▶ _Data shown_
===============

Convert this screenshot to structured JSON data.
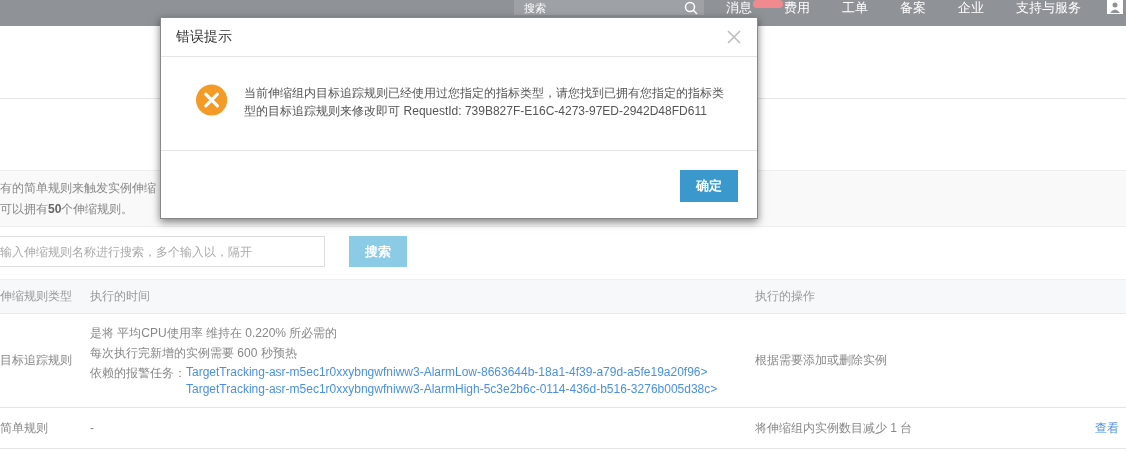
{
  "topbar": {
    "search": {
      "placeholder": "搜索"
    },
    "items": [
      {
        "label": "消息",
        "badge": true
      },
      {
        "label": "费用",
        "badge": false
      },
      {
        "label": "工单",
        "badge": false
      },
      {
        "label": "备案",
        "badge": false
      },
      {
        "label": "企业",
        "badge": false
      },
      {
        "label": "支持与服务",
        "badge": false
      }
    ]
  },
  "notice": [
    "有的简单规则来触发实例伸缩",
    "可以拥有**50**个伸缩规则。"
  ],
  "search": {
    "placeholder": "输入伸缩规则名称进行搜索，多个输入以，隔开",
    "button": "搜索"
  },
  "table": {
    "columns": [
      "伸缩规则类型",
      "执行的时间",
      "执行的操作"
    ],
    "rows": [
      {
        "type": "目标追踪规则",
        "time_lines": [
          "是将 平均CPU使用率 维持在 0.220% 所必需的",
          "每次执行完新增的实例需要 600 秒预热"
        ],
        "alarm_label": "依赖的报警任务：",
        "alarms": [
          "TargetTracking-asr-m5ec1r0xxybngwfniww3-AlarmLow-8663644b-18a1-4f39-a79d-a5fe19a20f96>",
          "TargetTracking-asr-m5ec1r0xxybngwfniww3-AlarmHigh-5c3e2b6c-0114-436d-b516-3276b005d38c>"
        ],
        "action": "根据需要添加或删除实例"
      },
      {
        "type": "简单规则",
        "time_lines": [
          "-"
        ],
        "alarms": [],
        "action": "将伸缩组内实例数目减少 1 台",
        "link": "查看"
      }
    ]
  },
  "dialog": {
    "title": "错误提示",
    "message": "当前伸缩组内目标追踪规则已经使用过您指定的指标类型，请您找到已拥有您指定的指标类型的目标追踪规则来修改即可 RequestId: 739B827F-E16C-4273-97ED-2942D48FD611",
    "ok": "确定"
  }
}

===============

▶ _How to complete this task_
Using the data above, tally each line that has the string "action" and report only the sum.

▶ _Answer below_
2